2) The NT was put together through a complex process, which is why there isn't one narrative but many.

I don't think, though, that you can reasonably find any narrative that would have anything to do with the Roman Empire or the modern world. The books were written to address ancient views and situations. We would like to make them relevant and extend the predictions about the ancient world to later time. But I think that does violence to the ideas and meaning of the authors.


I don’t understand your last paragraph. Why does the Roman empire not come under the “ancient views and situations” addressed by the New Testament? The Roman empire occupied Judea, executed Jesus, destroyed Jerusalem, and periodically organized pogroms against the Christians. Surely a Jewish messianic movement oriented towards a theocratic outcome would have something to say about Rome?

@Andrew Perriman:

Duh, when I write on my phone I usually don't explain myself well.

I meant the later Roman Empire. Obviously the Roman Empire of the first century was hevaily on the minds of the NT writers. However, I don't think it is right to attribute to the authors any opinions or predictions regarding history past the time they could reasonably foresee.
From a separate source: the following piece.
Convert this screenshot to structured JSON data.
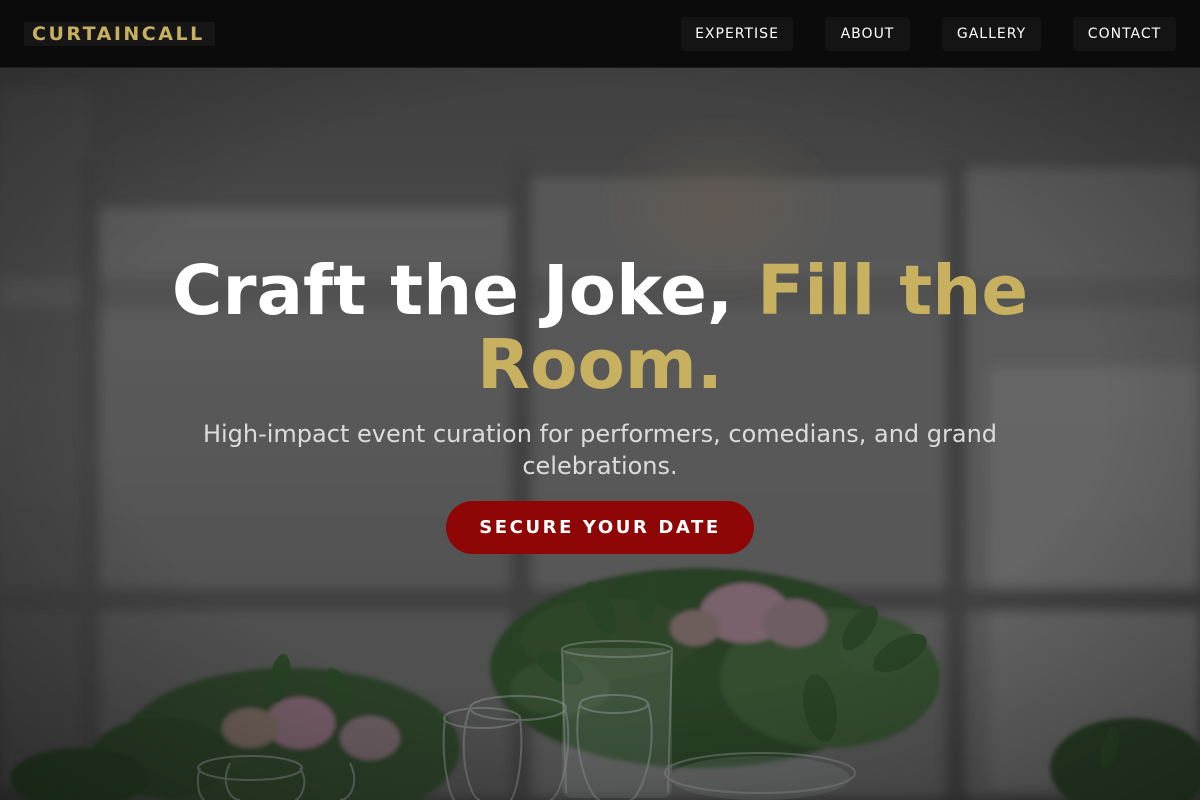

It bothers me a little when people read future events into the bible, as if any of the writers had any inkling how history was going to develop. And I don't think the book was written in some code that reveals its meaning as time goes by. I don't believe in "church ages" and "dispensations" and the like. Those are ways to avoid the plain meaning of the text.

So I don't think the Bible has anything to say about Constantine or the rise of the church as empire or the European Union and on and on. We can derive principals from the bible that color our view of the world as it now exists, but anything more than that I think is presuming too much.
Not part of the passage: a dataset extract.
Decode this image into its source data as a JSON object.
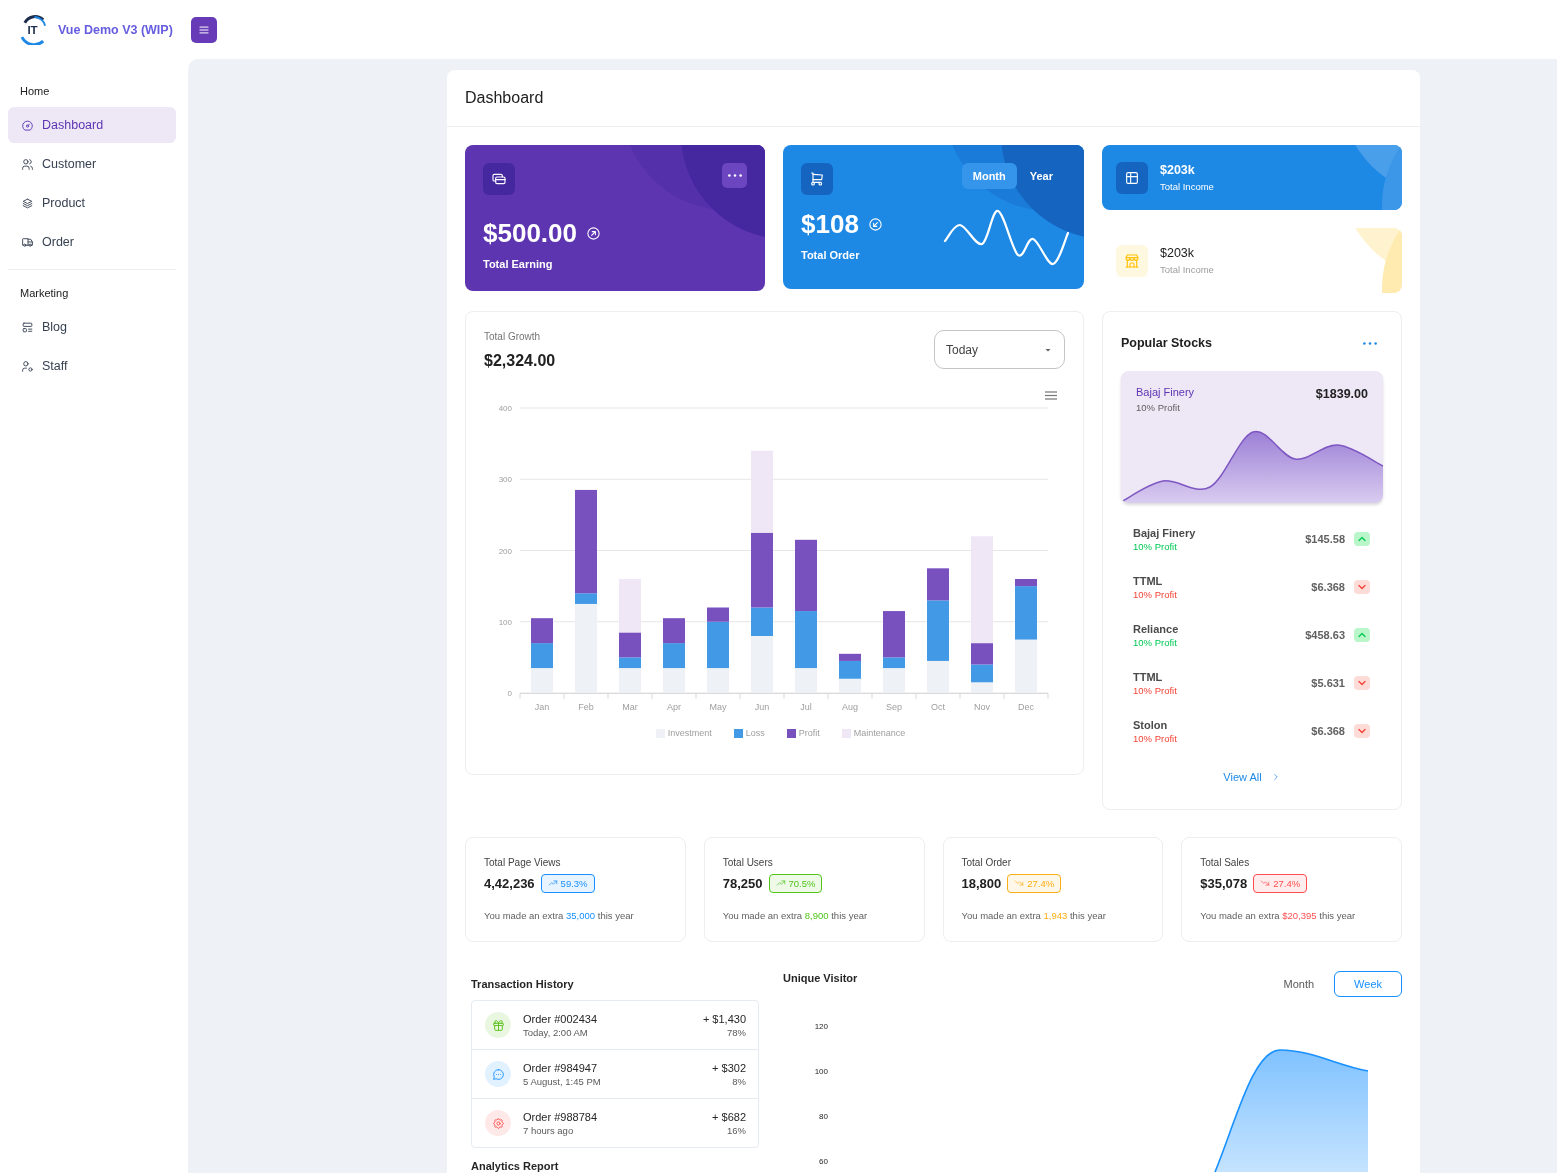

I completely agree that the New Testament says nothing about “Constantine or the rise of the church as empire or the European Union and on and on”. I made the point in this post that “There is no Constantine in the New Testament.”

But I don’t think that it is historically unrealistic to suppose that the New Testament predicted in less precise terms the eventual overthrow of classical paganism and even in some sense of the victory of YHWH over empire. The expectation is found not just in the New Testament. It is in Isaiah and Daniel and in Jewish apocalypticism generally (have a look at Sibylline Oracles 1 and 2, for example).

There is a big difference between arguing on literary-historical grounds that certain types of hope were consistent with Jewish thought and arguing retrospectively on dispensationalist grounds that specific later events can be forced into the grid of New Testament prophecy.

A very good summary of what you are fleshing out in your articles, books, etc. Very concise and understandable. Now on to the challenge into the detail of 'interpreting' the NT......


So is the later Roman Empire's persecution of *non*-Christians a part of the NT historical theme and anticipation?  If the writers' view of things reaches into the Christianization of the empire (if i'm understanding you correctly there), how do you take the bad with the good?



Good question. No, I think the New Testament can see the horizon of the vindication of the church’s defiance of paganism in the name of Jesus for the sake of the glory of Israel’s God, it can see the sovereignty of Jesus acknowledged amongst the nations, but it cannot see—or doesn’t attempt to see—beyond that horizon.

Part of the answer to your question also has to do with how we interpret the idealism or absolutism of Jewish prophecy. It seems to me that there is always a surfeit of meaning in prophecy, a degree of hyperbole, an idealism, a perfectionism, that can easily mislead the reader into thinking that transcendent events are being described. I would suggest that the language reaches beyond messy historical realities, always in search of a final renewal of creation, but its frame of reference remains realistic and historical.

Perhaps then if you are really serious about the points raised in this posting you should seriously consider the criticism of the fabricated origins and political purposes of the chruch "fathers" who fabricated the Bible which is given in this essay.